Symptoms of sensory integration disorder vary greatly depending on the patient, explains WebMD. Some people with sensory integration disorder are oversensitive to their environments, which can result in screaming, hiding or vomiting, while others ignore their environments completely. Sensory integration disorder can affect one sense or multiple senses. Some patients with sensory integration disorder are uncoordinated, are not interested in engaging in play or conversation, and bump into objects easily.
Infants and toddlers with sensory integration disorder may have difficulty eating and sleeping, according to the Sensory Processing Disorder Foundation. Other symptoms include delayed mastery of crawling, walking, standing or running, resisting cuddling, and poor balance. Some infants and toddlers do not vocalize appropriately for their age group. They may avoid playing with toys and not have the skills to calm themselves. Some may not notice pain or react slowly when hurt.

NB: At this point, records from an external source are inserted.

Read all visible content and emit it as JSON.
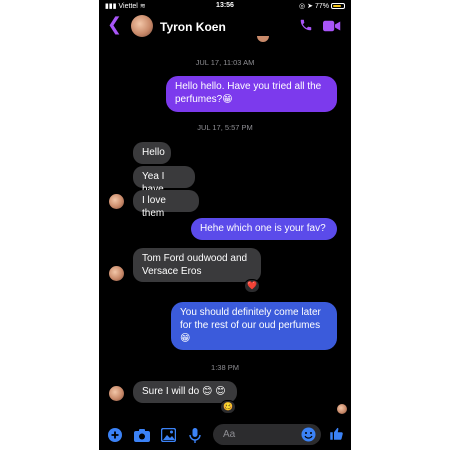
{
  "status_bar": {
    "carrier": "Viettel",
    "time": "13:56",
    "battery": "77%",
    "battery_level": 0.77
  },
  "header": {
    "contact_name": "Tyron Koen"
  },
  "messages": {
    "ts1": "JUL 17, 11:03 AM",
    "m1": "Hello hello. Have you tried all the perfumes?",
    "m1_emoji": "😁",
    "ts2": "JUL 17, 5:57 PM",
    "m2": "Hello",
    "m3": "Yea I have",
    "m4": "I love them",
    "m5": "Hehe which one is your fav?",
    "m6_line1": "Tom Ford oudwood and",
    "m6_line2": "Versace Eros",
    "m6_reaction": "❤️",
    "m7_line1": "You should definitely come later",
    "m7_line2": "for the rest of our oud perfumes",
    "m7_emoji": "😁",
    "ts3": "1:38 PM",
    "m8": "Sure I will do",
    "m8_emoji": "😊 😊",
    "m8_reaction": "🥴"
  },
  "composer": {
    "placeholder": "Aa"
  },
  "colors": {
    "accent": "#a855f7",
    "bubble_out_purple": "#7c3aed",
    "bubble_out_blue": "#3b5bdb",
    "bubble_in": "#3a3a3c"
  },
  "icons": [
    "back-icon",
    "phone-icon",
    "video-icon",
    "plus-icon",
    "camera-icon",
    "photo-icon",
    "mic-icon",
    "emoji-icon",
    "like-icon"
  ]
}
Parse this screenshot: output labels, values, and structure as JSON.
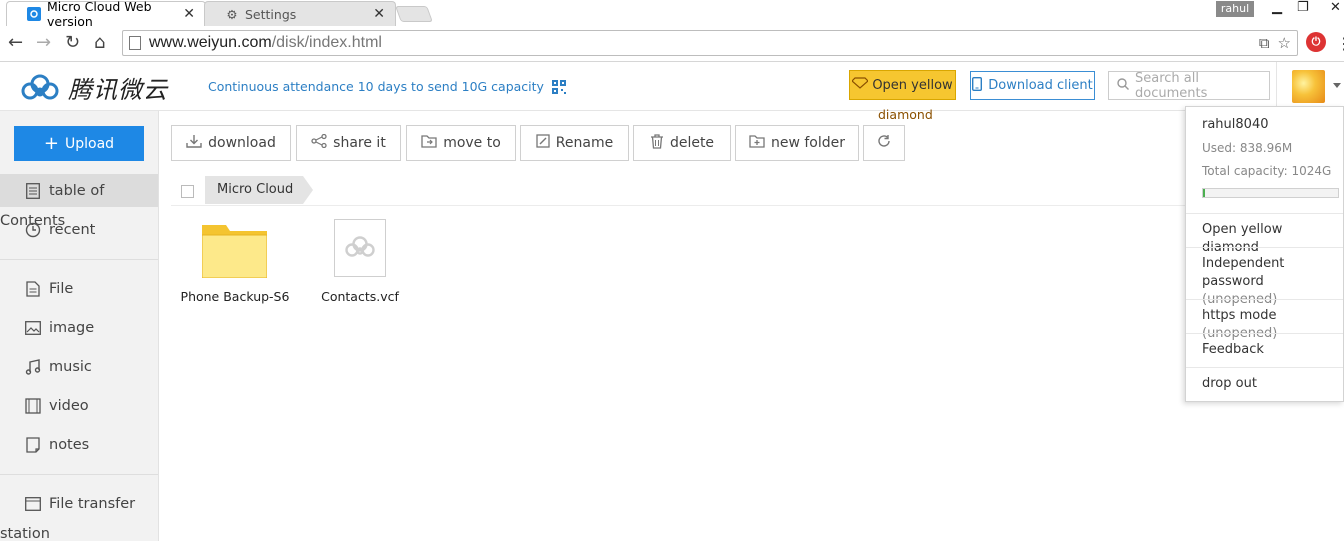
{
  "browser": {
    "tabs": [
      {
        "title": "Micro Cloud Web version",
        "active": true
      },
      {
        "title": "Settings",
        "active": false
      }
    ],
    "profile_name": "rahul",
    "url_host": "www.weiyun.com",
    "url_path": "/disk/index.html"
  },
  "header": {
    "brand": "腾讯微云",
    "promo_text": "Continuous attendance 10 days to send 10G capacity",
    "yellow_button": "Open yellow",
    "yellow_button_wrap": "diamond",
    "download_client": "Download client",
    "search_placeholder": "Search all documents"
  },
  "sidebar": {
    "upload_label": "Upload",
    "items": [
      {
        "label": "table of",
        "icon": "list-icon"
      },
      {
        "label": "recent",
        "icon": "clock-icon"
      },
      {
        "label": "File",
        "icon": "file-icon"
      },
      {
        "label": "image",
        "icon": "image-icon"
      },
      {
        "label": "music",
        "icon": "music-icon"
      },
      {
        "label": "video",
        "icon": "video-icon"
      },
      {
        "label": "notes",
        "icon": "notes-icon"
      },
      {
        "label": "File transfer",
        "icon": "transfer-icon"
      }
    ],
    "overflow_contents": "Contents",
    "overflow_station": "station"
  },
  "toolbar": {
    "download": "download",
    "share": "share it",
    "move": "move to",
    "rename": "Rename",
    "delete": "delete",
    "new_folder": "new folder"
  },
  "breadcrumb": {
    "root": "Micro Cloud"
  },
  "files": [
    {
      "name": "Phone Backup-S6",
      "type": "folder"
    },
    {
      "name": "Contacts.vcf",
      "type": "file"
    }
  ],
  "account_menu": {
    "username": "rahul8040",
    "used": "Used: 838.96M",
    "total": "Total capacity: 1024G",
    "usage_fraction": 0.0008,
    "items": {
      "yellow_diamond": "Open yellow diamond",
      "independent_password": "Independent password",
      "independent_password_state": "(unopened)",
      "https_mode": "https mode",
      "https_mode_state": "(unopened)",
      "feedback": "Feedback",
      "drop_out": "drop out"
    }
  },
  "colors": {
    "accent": "#1e88e5",
    "yellow": "#f6c630",
    "link": "#2c7fc4"
  }
}
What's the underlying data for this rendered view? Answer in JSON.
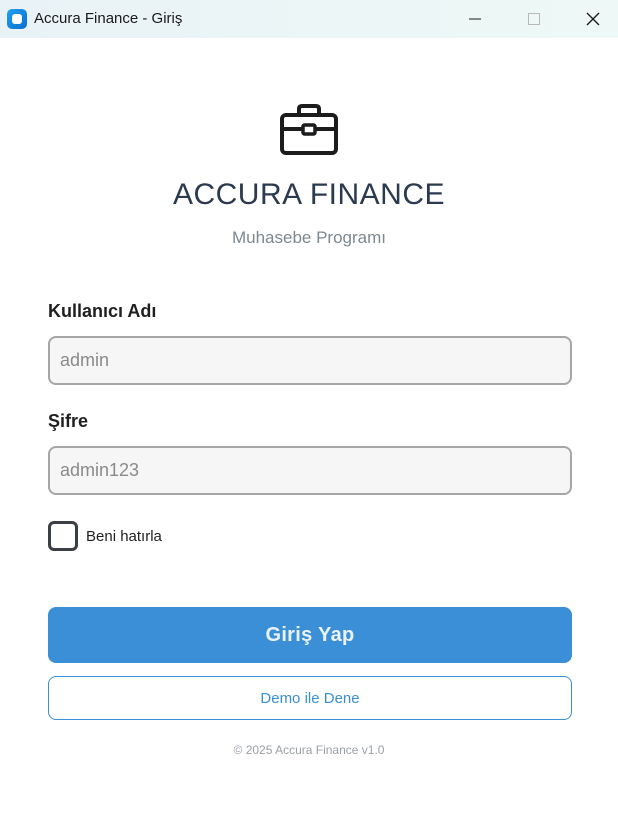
{
  "window": {
    "title": "Accura Finance - Giriş",
    "app_icon": "app-icon",
    "controls": [
      "minimize-icon",
      "maximize-icon",
      "close-icon"
    ]
  },
  "brand": {
    "logo_icon": "briefcase-icon",
    "title": "ACCURA FINANCE",
    "subtitle": "Muhasebe Programı"
  },
  "form": {
    "username_label": "Kullanıcı Adı",
    "username_value": "admin",
    "password_label": "Şifre",
    "password_value": "admin123",
    "remember_label": "Beni hatırla",
    "remember_checked": false,
    "login_button": "Giriş Yap",
    "demo_button": "Demo ile Dene"
  },
  "footer": {
    "text": "© 2025 Accura Finance v1.0"
  },
  "colors": {
    "primary": "#3a8fd6",
    "title": "#2b3a4f",
    "subtitle": "#7d8891"
  }
}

School-age children with sensory integration disorder may have difficulty reading out loud, writing by hand or speaking out loud, states the Sensory Processing Disorder Foundation. They may have difficulty with tasks that require motor ability, appear clumsy, and have difficulty performing certain tasks. Other school-age children with sensory integration disorder may crave tackling and wrestling with others and may constantly be in motion. Some school-age children may overreact to certain smells, noises or touch.
Adults with sensory integration disorder may find they have sensitivity to things that stimulate their senses, notes the Sensory Processing Disorder Foundation. They may also find that they misinterpret questions, have low reading comprehension and have difficulty completing new tasks.